======== Source material ========

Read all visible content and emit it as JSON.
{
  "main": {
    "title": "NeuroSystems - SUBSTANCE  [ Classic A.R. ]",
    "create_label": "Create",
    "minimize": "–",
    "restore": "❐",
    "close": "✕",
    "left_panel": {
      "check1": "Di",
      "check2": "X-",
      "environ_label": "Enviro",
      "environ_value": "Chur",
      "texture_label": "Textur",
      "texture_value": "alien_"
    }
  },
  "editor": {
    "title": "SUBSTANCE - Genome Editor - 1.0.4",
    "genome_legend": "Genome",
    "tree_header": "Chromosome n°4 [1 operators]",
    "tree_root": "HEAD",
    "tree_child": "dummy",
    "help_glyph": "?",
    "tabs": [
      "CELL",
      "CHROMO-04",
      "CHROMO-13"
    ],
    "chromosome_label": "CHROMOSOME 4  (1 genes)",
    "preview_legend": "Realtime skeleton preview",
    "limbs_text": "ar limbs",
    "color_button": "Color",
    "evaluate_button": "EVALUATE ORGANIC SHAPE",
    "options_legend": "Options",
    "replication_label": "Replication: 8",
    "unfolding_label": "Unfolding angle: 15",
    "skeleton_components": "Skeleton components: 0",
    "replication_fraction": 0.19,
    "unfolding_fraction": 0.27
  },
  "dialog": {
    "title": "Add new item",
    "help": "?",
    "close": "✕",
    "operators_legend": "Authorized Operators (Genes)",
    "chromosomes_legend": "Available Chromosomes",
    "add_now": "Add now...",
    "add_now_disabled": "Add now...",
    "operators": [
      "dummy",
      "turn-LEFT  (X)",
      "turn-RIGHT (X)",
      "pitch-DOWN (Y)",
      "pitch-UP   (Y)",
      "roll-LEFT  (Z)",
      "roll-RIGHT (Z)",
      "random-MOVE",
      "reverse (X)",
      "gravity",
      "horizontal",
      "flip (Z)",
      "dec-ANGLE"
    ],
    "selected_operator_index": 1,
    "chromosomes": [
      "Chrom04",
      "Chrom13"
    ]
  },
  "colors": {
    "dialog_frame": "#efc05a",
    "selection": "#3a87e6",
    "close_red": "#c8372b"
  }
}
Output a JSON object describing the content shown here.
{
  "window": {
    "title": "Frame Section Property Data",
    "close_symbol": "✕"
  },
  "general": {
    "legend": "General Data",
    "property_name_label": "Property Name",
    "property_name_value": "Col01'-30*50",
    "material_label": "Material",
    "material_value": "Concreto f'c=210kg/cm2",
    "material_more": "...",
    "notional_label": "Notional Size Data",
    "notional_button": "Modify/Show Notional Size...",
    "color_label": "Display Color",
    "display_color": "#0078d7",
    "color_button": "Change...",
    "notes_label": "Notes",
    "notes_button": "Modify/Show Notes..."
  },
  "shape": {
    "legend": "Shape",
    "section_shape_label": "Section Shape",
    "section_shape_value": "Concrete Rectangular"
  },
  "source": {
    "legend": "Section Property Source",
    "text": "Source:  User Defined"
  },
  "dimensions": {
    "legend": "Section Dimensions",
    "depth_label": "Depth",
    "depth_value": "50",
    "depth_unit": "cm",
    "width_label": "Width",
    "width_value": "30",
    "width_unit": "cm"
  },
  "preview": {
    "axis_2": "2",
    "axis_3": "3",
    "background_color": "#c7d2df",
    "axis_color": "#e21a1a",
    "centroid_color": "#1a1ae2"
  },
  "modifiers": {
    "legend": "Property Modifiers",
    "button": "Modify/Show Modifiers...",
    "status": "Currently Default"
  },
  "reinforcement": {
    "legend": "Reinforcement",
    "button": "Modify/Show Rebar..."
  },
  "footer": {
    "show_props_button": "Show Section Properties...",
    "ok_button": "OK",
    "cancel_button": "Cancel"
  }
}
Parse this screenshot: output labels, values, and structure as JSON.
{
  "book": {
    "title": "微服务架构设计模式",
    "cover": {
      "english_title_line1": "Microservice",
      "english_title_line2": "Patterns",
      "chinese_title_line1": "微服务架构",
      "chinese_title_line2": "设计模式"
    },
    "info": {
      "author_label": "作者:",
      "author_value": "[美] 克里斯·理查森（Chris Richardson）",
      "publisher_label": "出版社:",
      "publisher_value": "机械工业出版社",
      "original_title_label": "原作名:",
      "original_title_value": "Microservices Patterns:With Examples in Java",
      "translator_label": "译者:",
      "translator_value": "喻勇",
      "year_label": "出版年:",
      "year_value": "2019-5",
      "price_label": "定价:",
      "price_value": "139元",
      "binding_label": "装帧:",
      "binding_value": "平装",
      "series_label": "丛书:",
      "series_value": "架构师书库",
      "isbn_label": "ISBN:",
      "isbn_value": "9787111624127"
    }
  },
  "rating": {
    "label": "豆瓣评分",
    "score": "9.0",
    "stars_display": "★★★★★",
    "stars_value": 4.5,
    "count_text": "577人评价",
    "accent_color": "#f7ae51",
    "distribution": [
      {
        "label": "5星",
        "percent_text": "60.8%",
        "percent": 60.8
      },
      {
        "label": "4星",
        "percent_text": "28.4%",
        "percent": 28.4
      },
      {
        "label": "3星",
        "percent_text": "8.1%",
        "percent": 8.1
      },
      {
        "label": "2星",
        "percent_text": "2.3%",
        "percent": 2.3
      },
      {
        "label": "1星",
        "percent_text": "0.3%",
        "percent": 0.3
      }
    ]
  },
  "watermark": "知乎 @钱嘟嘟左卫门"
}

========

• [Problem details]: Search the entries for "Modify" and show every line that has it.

• [Task result]:
    "notional_button": "Modify/Show Notional Size...",
    "notes_button": "Modify/Show Notes..."
    "button": "Modify/Show Modifiers...",
    "button": "Modify/Show Rebar..."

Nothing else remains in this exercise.